Even so, the U.S. population, was less than half what it is today. People generally stayed put. Neighbors were more than likely born in the state in which they lived.
What folks did for a living sheds light on a bygone era. Many were doing farm work, though some occupations were particularly colorful: fountain work at a drug store, telegraph operator, pin setter at a bowling alley, butler, floor lady, poultry keeper, coal hauler.
If you were born before April 1, 1950, your name appears on this census along with members of your household and, of course, the neighbors. As genealogists know, census records provide a written “snapshot” of a neighborhood that can provide important clues about social, business and family relationships.
It’s important to note the date a particular census was taken. In 1950, the official census date was April 1. One of the first names I looked up was my husband who made the census by a few weeks. He was born in March that year.
It reminded me of the 1880 census in which a column of data was included about sickness and disability. My great grandmother was noted to be “confined.” Sure enough, my great uncle arrived a few days after the census taker’s visit!
As with most U.S. censuses, 1950 offers information that’s not available anywhere else.
Some questions focused on the home itself. Did the person own or rent? Was the home a ranch or farm? Had they lived there a year ago?
Agricultural questions were an emphasis. Who was involved in farm work, and had they been doing that for long? Was the home situated on three or more acres?
Not surprisingly, military service was mentioned. Who had served in the military in World War I or II?
In fact, the 1950 enumeration is the last snapshot of America before the Korean War. Officially, that began that June with the invasion of South Korea by the North Korean People’s Army. If you had a friend or relative who perished in that conflict, the 1950 census is all the more poignant.
Some questions asked of residents were fairly invasive. How much schooling was attained by each household member, and did he or she finish that last grade? How much money did the person make? How much money did relatives living in the household make? What job did the person hold last year? How much money did he or she make from interest, dividends, rents etc.?

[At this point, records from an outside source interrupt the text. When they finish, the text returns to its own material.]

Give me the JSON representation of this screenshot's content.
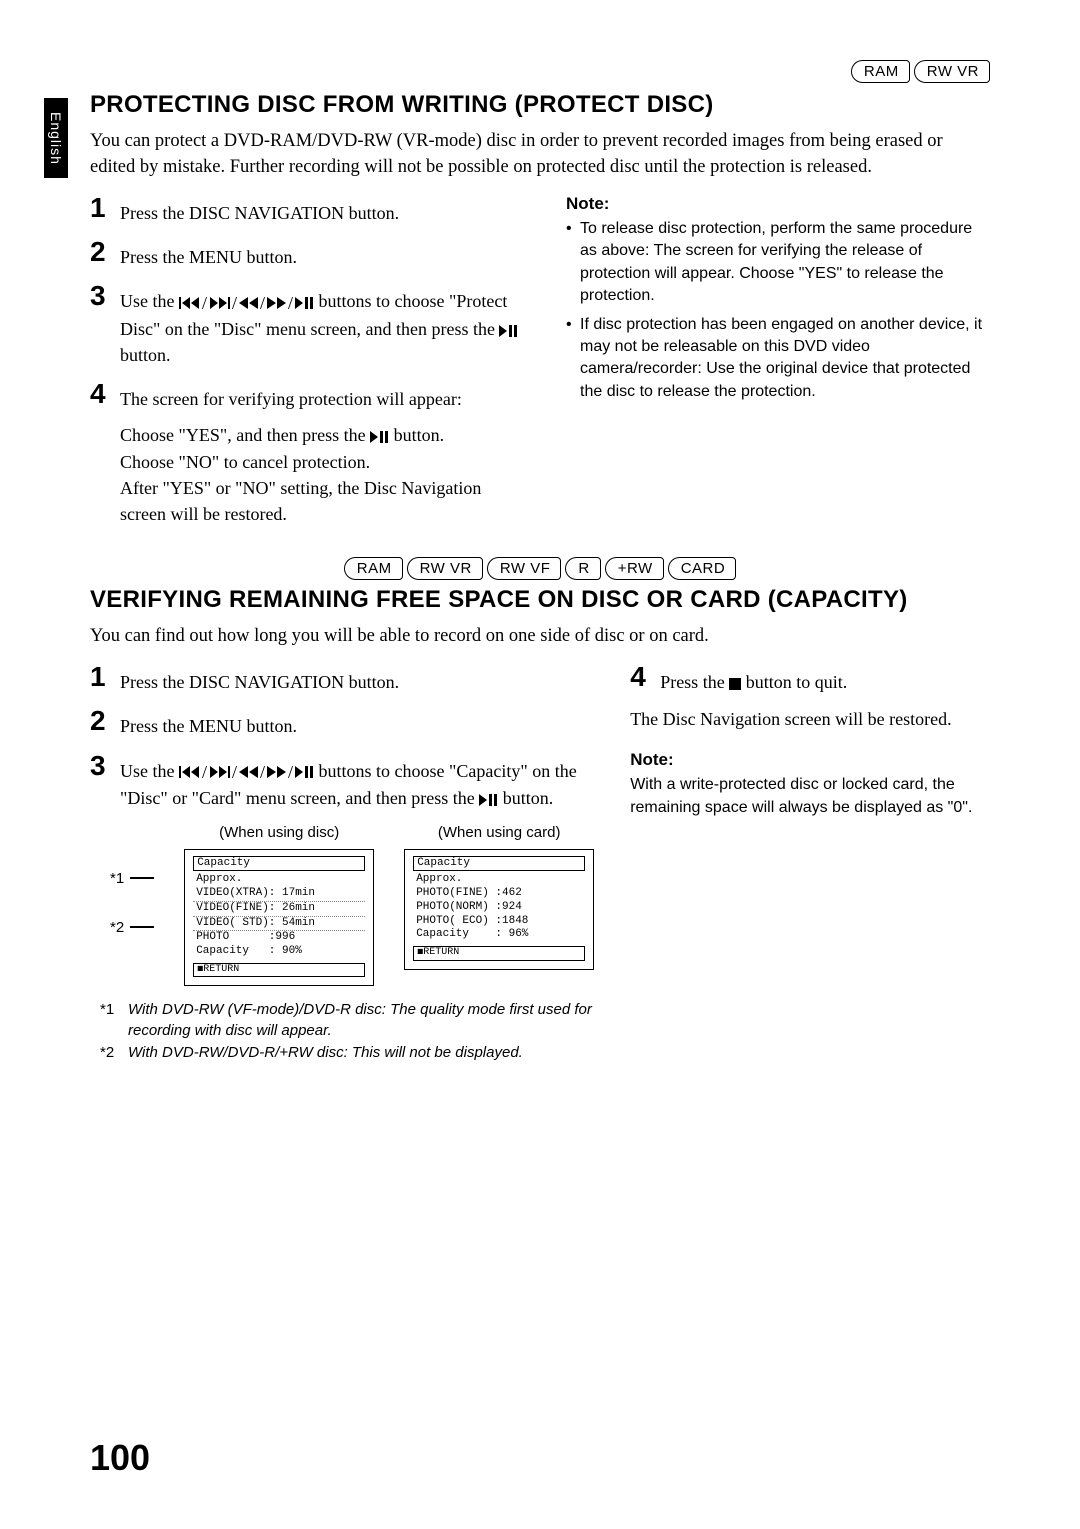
{
  "side_tab": "English",
  "section1": {
    "badges": [
      "RAM",
      "RW VR"
    ],
    "title": "PROTECTING DISC FROM WRITING (PROTECT DISC)",
    "intro": "You can protect a DVD-RAM/DVD-RW (VR-mode) disc in order to prevent recorded images from being erased or edited by mistake. Further recording will not be possible on protected disc until the protection is released.",
    "steps": {
      "s1": {
        "num": "1",
        "text": "Press the DISC NAVIGATION button."
      },
      "s2": {
        "num": "2",
        "text": "Press the MENU button."
      },
      "s3": {
        "num": "3",
        "pre": "Use the ",
        "mid": " buttons to choose \"Protect Disc\" on the \"Disc\" menu screen, and then press the ",
        "post": " button."
      },
      "s4": {
        "num": "4",
        "text": "The screen for verifying protection will appear:",
        "sub": "Choose \"YES\", and then press the ",
        "sub_post": " button.\nChoose \"NO\" to cancel protection.\nAfter \"YES\" or \"NO\" setting, the Disc Navigation screen will be restored."
      }
    },
    "note_label": "Note:",
    "notes": [
      "To release disc protection, perform the same procedure as above: The screen for verifying the release of protection will appear. Choose \"YES\" to release the protection.",
      "If disc protection has been engaged on another device, it may not be releasable on this DVD video camera/recorder: Use the original device that protected the disc to release the protection."
    ]
  },
  "section2": {
    "badges": [
      "RAM",
      "RW VR",
      "RW VF",
      "R",
      "+RW",
      "CARD"
    ],
    "title": "VERIFYING REMAINING FREE SPACE ON DISC OR CARD (CAPACITY)",
    "intro": "You can find out how long you will be able to record on one side of disc or on card.",
    "steps_left": {
      "s1": {
        "num": "1",
        "text": "Press the DISC NAVIGATION button."
      },
      "s2": {
        "num": "2",
        "text": "Press the MENU button."
      },
      "s3": {
        "num": "3",
        "pre": "Use the ",
        "mid": " buttons to choose \"Capacity\" on the \"Disc\" or \"Card\" menu screen, and then press the ",
        "post": " button."
      }
    },
    "steps_right": {
      "s4": {
        "num": "4",
        "pre": "Press the ",
        "post": " button to quit."
      },
      "after": "The Disc Navigation screen will be restored."
    },
    "shot_labels": {
      "disc": "(When using disc)",
      "card": "(When using card)"
    },
    "shot_disc": {
      "title": "Capacity",
      "approx": "Approx.",
      "l1": "VIDEO(XTRA): 17min",
      "l2": "VIDEO(FINE): 26min",
      "l3": "VIDEO( STD): 54min",
      "l4": "PHOTO      :996",
      "l5": "Capacity   : 90%",
      "return": "◼RETURN"
    },
    "shot_card": {
      "title": "Capacity",
      "approx": "Approx.",
      "l1": "PHOTO(FINE) :462",
      "l2": "PHOTO(NORM) :924",
      "l3": "PHOTO( ECO) :1848",
      "l4": "Capacity    : 96%",
      "return": "◼RETURN"
    },
    "callouts": {
      "c1": "*1",
      "c2": "*2"
    },
    "footnotes": {
      "f1_tag": "*1",
      "f1": "With DVD-RW (VF-mode)/DVD-R disc: The quality mode first used for recording with disc will appear.",
      "f2_tag": "*2",
      "f2": "With DVD-RW/DVD-R/+RW disc: This will not be displayed."
    },
    "note_label": "Note:",
    "note_text": "With a write-protected disc or locked card, the remaining space will always be displayed as \"0\"."
  },
  "page_number": "100"
}
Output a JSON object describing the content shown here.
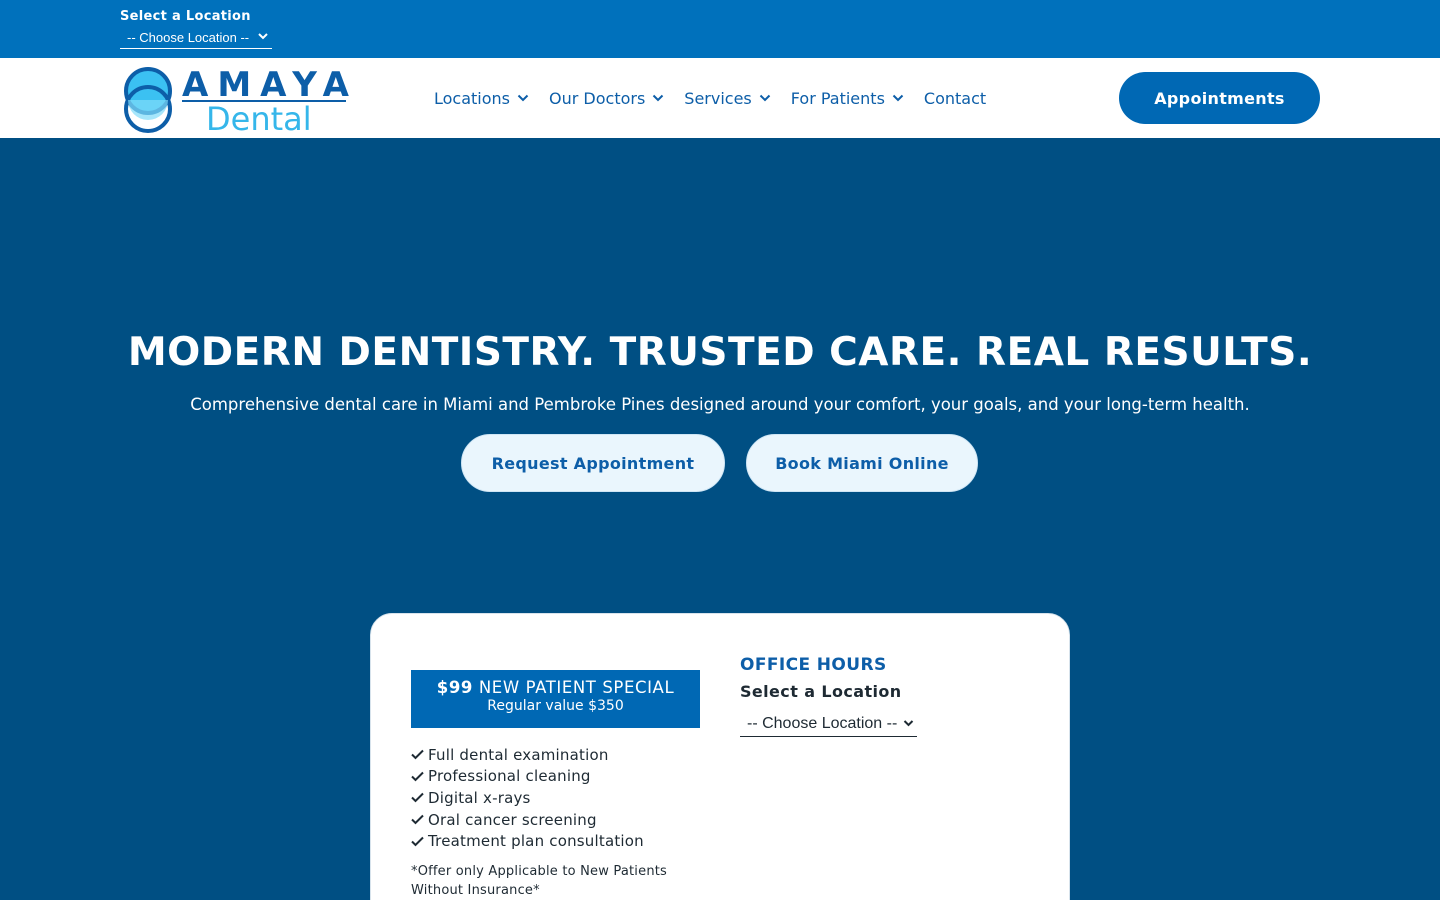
{
  "topbar": {
    "location_label": "Select a Location",
    "location_select_value": "-- Choose Location --"
  },
  "header": {
    "logo": {
      "line1": "AMAYA",
      "line2": "Dental"
    },
    "nav": [
      {
        "label": "Locations",
        "has_dropdown": true
      },
      {
        "label": "Our Doctors",
        "has_dropdown": true
      },
      {
        "label": "Services",
        "has_dropdown": true
      },
      {
        "label": "For Patients",
        "has_dropdown": true
      },
      {
        "label": "Contact",
        "has_dropdown": false
      }
    ],
    "cta_label": "Appointments"
  },
  "hero": {
    "title": "MODERN DENTISTRY. TRUSTED CARE. REAL RESULTS.",
    "subtitle": "Comprehensive dental care in Miami and Pembroke Pines designed around your comfort, your goals, and your long-term health.",
    "buttons": {
      "request": "Request Appointment",
      "book": "Book Miami Online"
    }
  },
  "special": {
    "price": "$99",
    "title": "NEW PATIENT SPECIAL",
    "regular_value": "Regular value $350",
    "items": [
      "Full dental examination",
      "Professional cleaning",
      "Digital x-rays",
      "Oral cancer screening",
      "Treatment plan consultation"
    ],
    "disclaimer": "*Offer only Applicable to New Patients Without Insurance*"
  },
  "office_hours": {
    "title": "OFFICE HOURS",
    "select_label": "Select a Location",
    "select_value": "-- Choose Location --"
  },
  "colors": {
    "topbar": "#0071bc",
    "hero_bg": "#004f83",
    "brand_blue": "#0d5ea8",
    "button_blue": "#0068b4",
    "accent_light": "#35b6ea"
  },
  "icons": {
    "dropdown": "chevron-down-icon",
    "check": "check-icon",
    "logo": "tooth-rings-logo-icon"
  }
}
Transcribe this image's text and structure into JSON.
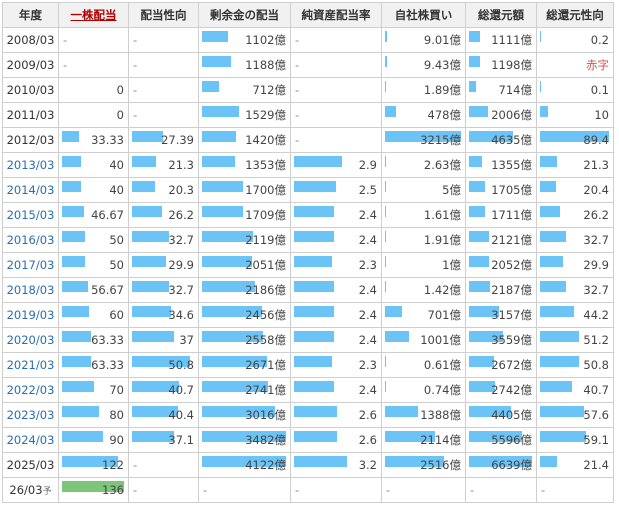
{
  "headers": [
    "年度",
    "一株配当",
    "配当性向",
    "剰余金の配当",
    "純資産配当率",
    "自社株買い",
    "総還元額",
    "総還元性向"
  ],
  "rows": [
    {
      "year": "2008/03",
      "link": false,
      "cells": [
        "-",
        "-",
        "1102億",
        "-",
        "9.01億",
        "1111億",
        "0.2"
      ]
    },
    {
      "year": "2009/03",
      "link": false,
      "cells": [
        "-",
        "-",
        "1188億",
        "-",
        "9.43億",
        "1198億",
        "赤字"
      ]
    },
    {
      "year": "2010/03",
      "link": false,
      "cells": [
        "0",
        "-",
        "712億",
        "-",
        "1.89億",
        "714億",
        "0.1"
      ]
    },
    {
      "year": "2011/03",
      "link": false,
      "cells": [
        "0",
        "-",
        "1529億",
        "-",
        "478億",
        "2006億",
        "10"
      ]
    },
    {
      "year": "2012/03",
      "link": false,
      "cells": [
        "33.33",
        "27.39",
        "1420億",
        "-",
        "3215億",
        "4635億",
        "89.4"
      ]
    },
    {
      "year": "2013/03",
      "link": true,
      "cells": [
        "40",
        "21.3",
        "1353億",
        "2.9",
        "2.63億",
        "1355億",
        "21.3"
      ]
    },
    {
      "year": "2014/03",
      "link": true,
      "cells": [
        "40",
        "20.3",
        "1700億",
        "2.5",
        "5億",
        "1705億",
        "20.4"
      ]
    },
    {
      "year": "2015/03",
      "link": true,
      "cells": [
        "46.67",
        "26.2",
        "1709億",
        "2.4",
        "1.61億",
        "1711億",
        "26.2"
      ]
    },
    {
      "year": "2016/03",
      "link": true,
      "cells": [
        "50",
        "32.7",
        "2119億",
        "2.4",
        "1.91億",
        "2121億",
        "32.7"
      ]
    },
    {
      "year": "2017/03",
      "link": true,
      "cells": [
        "50",
        "29.9",
        "2051億",
        "2.3",
        "1億",
        "2052億",
        "29.9"
      ]
    },
    {
      "year": "2018/03",
      "link": true,
      "cells": [
        "56.67",
        "32.7",
        "2186億",
        "2.4",
        "1.42億",
        "2187億",
        "32.7"
      ]
    },
    {
      "year": "2019/03",
      "link": true,
      "cells": [
        "60",
        "34.6",
        "2456億",
        "2.4",
        "701億",
        "3157億",
        "44.2"
      ]
    },
    {
      "year": "2020/03",
      "link": true,
      "cells": [
        "63.33",
        "37",
        "2558億",
        "2.4",
        "1001億",
        "3559億",
        "51.2"
      ]
    },
    {
      "year": "2021/03",
      "link": true,
      "cells": [
        "63.33",
        "50.8",
        "2671億",
        "2.3",
        "0.61億",
        "2672億",
        "50.8"
      ]
    },
    {
      "year": "2022/03",
      "link": true,
      "cells": [
        "70",
        "40.7",
        "2741億",
        "2.4",
        "0.74億",
        "2742億",
        "40.7"
      ]
    },
    {
      "year": "2023/03",
      "link": true,
      "cells": [
        "80",
        "40.4",
        "3016億",
        "2.6",
        "1388億",
        "4405億",
        "57.6"
      ]
    },
    {
      "year": "2024/03",
      "link": true,
      "cells": [
        "90",
        "37.1",
        "3482億",
        "2.6",
        "2114億",
        "5596億",
        "59.1"
      ]
    },
    {
      "year": "2025/03",
      "link": false,
      "cells": [
        "122",
        "-",
        "4122億",
        "3.2",
        "2516億",
        "6639億",
        "21.4"
      ]
    },
    {
      "year": "26/03",
      "suffix": "予",
      "link": false,
      "cells": [
        "136",
        "-",
        "-",
        "-",
        "-",
        "-",
        "-"
      ]
    }
  ],
  "bars": [
    [
      null,
      null,
      0.31,
      null,
      0.02,
      0.17,
      0.01
    ],
    [
      null,
      null,
      0.34,
      null,
      0.02,
      0.18,
      null
    ],
    [
      null,
      null,
      0.2,
      null,
      0.01,
      0.11,
      0.01
    ],
    [
      null,
      null,
      0.44,
      null,
      0.15,
      0.3,
      0.11
    ],
    [
      0.27,
      0.5,
      0.41,
      null,
      1.0,
      0.7,
      1.0
    ],
    [
      0.3,
      0.39,
      0.39,
      0.58,
      0.01,
      0.2,
      0.24
    ],
    [
      0.3,
      0.37,
      0.49,
      0.5,
      0.01,
      0.26,
      0.23
    ],
    [
      0.35,
      0.48,
      0.49,
      0.48,
      0.01,
      0.26,
      0.29
    ],
    [
      0.37,
      0.6,
      0.61,
      0.48,
      0.01,
      0.32,
      0.37
    ],
    [
      0.37,
      0.55,
      0.59,
      0.46,
      0.01,
      0.31,
      0.33
    ],
    [
      0.42,
      0.6,
      0.63,
      0.48,
      0.01,
      0.33,
      0.37
    ],
    [
      0.44,
      0.63,
      0.71,
      0.48,
      0.22,
      0.48,
      0.49
    ],
    [
      0.47,
      0.68,
      0.73,
      0.48,
      0.31,
      0.54,
      0.57
    ],
    [
      0.47,
      0.93,
      0.77,
      0.46,
      0.01,
      0.4,
      0.57
    ],
    [
      0.52,
      0.75,
      0.79,
      0.48,
      0.01,
      0.41,
      0.46
    ],
    [
      0.59,
      0.74,
      0.87,
      0.52,
      0.43,
      0.66,
      0.64
    ],
    [
      0.66,
      0.68,
      1.0,
      0.52,
      0.66,
      0.84,
      0.66
    ],
    [
      0.9,
      null,
      1.0,
      0.64,
      0.78,
      1.0,
      0.24
    ],
    [
      1.0,
      null,
      null,
      null,
      null,
      null,
      null
    ]
  ],
  "colors": {
    "bar": "#6cc3f5",
    "forecast_bar": "#7dc57a",
    "deficit_text": "#d9534f",
    "active_header": "#b00000"
  }
}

Even more personal were questions about marriage and family. How many years since this person was last married, widowed, divorced or separated? Has the person been married more than once? How many children had a woman birthed? How many were still living?
The 1950 census was, by and large, an old-school enumeration. It was the last time census takers personally visited most households with large multi-family census sheets. During the 1960 and later censuses, households received enumeration forms in the mail and mailed them back to the Census Bureau.